===== DATASET RECORDS =====
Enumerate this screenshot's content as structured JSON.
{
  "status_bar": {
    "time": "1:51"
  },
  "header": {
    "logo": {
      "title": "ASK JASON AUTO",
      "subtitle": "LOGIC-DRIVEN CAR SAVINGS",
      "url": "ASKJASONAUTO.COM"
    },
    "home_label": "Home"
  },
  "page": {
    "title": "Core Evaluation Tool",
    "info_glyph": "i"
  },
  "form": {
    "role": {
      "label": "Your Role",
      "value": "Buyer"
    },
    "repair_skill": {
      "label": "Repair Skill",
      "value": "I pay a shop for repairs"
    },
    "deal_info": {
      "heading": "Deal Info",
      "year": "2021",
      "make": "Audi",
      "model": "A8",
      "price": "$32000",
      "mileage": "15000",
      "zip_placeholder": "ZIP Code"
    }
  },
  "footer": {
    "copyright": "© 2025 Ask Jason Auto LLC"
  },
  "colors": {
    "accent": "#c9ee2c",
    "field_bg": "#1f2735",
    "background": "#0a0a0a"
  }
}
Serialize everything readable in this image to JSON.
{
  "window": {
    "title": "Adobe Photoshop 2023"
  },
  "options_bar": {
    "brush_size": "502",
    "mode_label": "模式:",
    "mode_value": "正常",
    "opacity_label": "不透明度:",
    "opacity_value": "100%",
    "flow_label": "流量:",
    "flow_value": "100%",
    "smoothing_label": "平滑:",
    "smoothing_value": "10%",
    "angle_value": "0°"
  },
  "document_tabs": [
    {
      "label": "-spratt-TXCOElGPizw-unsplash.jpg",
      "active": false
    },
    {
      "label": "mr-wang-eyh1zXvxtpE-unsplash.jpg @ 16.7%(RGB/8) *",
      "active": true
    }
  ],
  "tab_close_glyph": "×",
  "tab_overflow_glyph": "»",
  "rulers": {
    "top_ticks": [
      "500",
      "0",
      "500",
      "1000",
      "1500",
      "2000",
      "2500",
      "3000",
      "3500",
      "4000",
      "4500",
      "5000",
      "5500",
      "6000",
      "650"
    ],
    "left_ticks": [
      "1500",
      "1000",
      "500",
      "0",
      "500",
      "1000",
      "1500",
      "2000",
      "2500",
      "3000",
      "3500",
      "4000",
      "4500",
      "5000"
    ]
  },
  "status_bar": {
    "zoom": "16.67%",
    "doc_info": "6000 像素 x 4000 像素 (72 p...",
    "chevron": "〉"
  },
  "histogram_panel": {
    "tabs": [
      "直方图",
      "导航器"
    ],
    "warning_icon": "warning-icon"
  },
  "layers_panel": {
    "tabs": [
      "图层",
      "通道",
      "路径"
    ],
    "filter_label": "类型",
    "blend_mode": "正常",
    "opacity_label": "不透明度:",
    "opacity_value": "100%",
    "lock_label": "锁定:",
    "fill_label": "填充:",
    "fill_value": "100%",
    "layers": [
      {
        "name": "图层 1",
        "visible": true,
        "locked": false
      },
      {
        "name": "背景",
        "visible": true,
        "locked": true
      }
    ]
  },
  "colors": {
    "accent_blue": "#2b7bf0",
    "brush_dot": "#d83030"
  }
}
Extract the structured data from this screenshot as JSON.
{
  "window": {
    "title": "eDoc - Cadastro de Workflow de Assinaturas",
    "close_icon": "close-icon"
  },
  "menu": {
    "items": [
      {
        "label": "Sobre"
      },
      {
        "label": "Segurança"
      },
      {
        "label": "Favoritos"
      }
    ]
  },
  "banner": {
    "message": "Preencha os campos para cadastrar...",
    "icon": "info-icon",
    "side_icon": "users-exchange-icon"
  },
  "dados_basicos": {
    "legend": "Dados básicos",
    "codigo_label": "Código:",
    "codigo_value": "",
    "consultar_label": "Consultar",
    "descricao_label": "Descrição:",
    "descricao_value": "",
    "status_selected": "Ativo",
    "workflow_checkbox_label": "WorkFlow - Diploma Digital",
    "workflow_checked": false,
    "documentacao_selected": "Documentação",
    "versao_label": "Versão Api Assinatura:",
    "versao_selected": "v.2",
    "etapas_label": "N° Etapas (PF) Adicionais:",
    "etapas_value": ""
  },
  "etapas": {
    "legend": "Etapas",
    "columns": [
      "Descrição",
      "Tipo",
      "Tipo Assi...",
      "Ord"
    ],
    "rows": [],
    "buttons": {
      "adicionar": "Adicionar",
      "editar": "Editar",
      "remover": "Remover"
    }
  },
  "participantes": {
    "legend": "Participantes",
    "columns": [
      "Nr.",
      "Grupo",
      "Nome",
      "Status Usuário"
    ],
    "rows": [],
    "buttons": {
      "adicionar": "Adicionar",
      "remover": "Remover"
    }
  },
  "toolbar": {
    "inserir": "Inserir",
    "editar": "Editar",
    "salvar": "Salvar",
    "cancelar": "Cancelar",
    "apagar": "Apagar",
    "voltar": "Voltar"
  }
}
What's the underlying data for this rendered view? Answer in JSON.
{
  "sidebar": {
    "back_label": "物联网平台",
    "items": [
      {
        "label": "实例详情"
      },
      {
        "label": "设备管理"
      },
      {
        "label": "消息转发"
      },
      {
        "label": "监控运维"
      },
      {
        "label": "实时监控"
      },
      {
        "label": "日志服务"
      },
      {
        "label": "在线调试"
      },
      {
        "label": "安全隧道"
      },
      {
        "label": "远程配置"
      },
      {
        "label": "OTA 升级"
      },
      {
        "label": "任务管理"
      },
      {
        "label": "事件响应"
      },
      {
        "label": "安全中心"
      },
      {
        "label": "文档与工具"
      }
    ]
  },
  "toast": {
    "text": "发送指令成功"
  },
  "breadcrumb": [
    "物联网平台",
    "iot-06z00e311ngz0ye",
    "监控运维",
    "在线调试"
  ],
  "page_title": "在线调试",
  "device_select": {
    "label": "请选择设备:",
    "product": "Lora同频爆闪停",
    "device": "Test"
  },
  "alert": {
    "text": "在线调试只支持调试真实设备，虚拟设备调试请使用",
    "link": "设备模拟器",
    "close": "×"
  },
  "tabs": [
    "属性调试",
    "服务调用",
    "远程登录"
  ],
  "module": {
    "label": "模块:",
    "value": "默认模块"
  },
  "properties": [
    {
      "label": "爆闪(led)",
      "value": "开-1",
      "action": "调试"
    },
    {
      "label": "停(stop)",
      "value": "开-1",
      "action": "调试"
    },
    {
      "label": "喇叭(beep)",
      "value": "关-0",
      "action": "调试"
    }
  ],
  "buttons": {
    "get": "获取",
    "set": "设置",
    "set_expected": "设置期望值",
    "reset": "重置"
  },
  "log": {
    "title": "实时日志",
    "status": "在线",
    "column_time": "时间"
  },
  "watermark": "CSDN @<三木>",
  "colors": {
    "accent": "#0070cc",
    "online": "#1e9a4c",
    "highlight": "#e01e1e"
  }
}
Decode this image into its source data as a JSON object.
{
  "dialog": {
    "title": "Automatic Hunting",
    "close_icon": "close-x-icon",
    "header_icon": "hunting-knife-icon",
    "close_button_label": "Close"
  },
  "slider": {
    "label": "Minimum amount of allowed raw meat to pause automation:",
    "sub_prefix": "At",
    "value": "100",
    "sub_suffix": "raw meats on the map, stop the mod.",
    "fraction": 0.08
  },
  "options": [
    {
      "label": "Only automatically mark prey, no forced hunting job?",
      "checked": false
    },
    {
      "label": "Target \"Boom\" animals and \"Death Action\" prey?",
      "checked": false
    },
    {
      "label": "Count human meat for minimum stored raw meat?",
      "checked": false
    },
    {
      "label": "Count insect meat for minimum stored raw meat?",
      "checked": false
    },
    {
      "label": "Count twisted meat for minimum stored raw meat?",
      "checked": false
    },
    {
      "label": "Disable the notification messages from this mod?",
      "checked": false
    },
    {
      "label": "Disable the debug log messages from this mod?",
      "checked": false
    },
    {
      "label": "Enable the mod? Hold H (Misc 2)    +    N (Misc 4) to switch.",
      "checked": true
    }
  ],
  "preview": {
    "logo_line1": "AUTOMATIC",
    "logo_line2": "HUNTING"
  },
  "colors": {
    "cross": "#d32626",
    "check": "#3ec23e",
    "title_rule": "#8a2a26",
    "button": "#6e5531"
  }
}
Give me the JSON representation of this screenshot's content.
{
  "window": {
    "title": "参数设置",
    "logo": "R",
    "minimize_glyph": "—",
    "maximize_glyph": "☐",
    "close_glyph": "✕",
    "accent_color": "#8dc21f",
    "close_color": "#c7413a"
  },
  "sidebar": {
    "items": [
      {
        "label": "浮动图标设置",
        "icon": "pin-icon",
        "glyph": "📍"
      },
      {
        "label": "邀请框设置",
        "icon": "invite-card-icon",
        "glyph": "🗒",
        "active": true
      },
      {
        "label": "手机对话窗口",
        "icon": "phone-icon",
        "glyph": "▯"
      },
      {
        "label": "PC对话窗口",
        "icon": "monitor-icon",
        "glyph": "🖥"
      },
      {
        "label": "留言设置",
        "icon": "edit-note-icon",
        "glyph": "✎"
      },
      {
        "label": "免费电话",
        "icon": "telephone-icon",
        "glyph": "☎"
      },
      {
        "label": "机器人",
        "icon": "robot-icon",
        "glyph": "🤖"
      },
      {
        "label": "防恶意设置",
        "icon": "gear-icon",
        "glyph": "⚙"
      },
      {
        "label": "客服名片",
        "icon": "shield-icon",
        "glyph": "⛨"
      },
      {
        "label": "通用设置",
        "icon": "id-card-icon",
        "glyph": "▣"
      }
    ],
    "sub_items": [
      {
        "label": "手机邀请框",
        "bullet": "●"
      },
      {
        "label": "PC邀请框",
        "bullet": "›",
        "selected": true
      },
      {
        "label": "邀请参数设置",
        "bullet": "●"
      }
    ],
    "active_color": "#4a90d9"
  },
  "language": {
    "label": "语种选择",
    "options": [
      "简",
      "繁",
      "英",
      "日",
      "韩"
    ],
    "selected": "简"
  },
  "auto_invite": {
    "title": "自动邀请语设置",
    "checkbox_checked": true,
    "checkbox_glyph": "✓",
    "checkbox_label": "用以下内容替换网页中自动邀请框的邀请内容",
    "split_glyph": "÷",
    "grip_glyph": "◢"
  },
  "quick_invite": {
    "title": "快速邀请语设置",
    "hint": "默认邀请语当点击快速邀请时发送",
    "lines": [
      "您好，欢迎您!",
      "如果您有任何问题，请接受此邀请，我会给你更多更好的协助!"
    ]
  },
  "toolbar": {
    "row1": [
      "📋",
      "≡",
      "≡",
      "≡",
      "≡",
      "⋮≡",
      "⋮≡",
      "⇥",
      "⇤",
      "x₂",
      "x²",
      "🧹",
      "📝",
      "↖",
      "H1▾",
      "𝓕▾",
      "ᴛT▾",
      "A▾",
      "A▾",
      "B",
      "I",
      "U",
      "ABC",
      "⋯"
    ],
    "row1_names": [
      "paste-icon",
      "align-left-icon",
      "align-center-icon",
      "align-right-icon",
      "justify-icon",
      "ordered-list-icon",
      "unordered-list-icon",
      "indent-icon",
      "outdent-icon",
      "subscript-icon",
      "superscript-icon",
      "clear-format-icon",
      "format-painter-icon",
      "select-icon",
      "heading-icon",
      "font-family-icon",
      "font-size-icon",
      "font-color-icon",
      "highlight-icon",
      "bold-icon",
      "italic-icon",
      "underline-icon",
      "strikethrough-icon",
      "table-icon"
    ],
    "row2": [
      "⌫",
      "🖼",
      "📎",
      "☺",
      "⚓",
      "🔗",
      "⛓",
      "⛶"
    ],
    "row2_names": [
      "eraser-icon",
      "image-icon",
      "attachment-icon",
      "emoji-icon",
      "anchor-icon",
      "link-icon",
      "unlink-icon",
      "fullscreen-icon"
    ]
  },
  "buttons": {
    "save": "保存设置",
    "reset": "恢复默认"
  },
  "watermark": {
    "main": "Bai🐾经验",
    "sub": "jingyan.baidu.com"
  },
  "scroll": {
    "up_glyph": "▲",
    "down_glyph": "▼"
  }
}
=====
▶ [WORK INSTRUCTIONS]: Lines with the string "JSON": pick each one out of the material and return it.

▶ [RESULT OF THIS EXERCISE]:
Enumerate this screenshot's content as structured JSON.
Serialize everything readable in this image to JSON.
Extract the structured data from this screenshot as JSON.
What's the underlying data for this rendered view? Answer in JSON.
Decode this image into its source data as a JSON object.
Give me the JSON representation of this screenshot's content.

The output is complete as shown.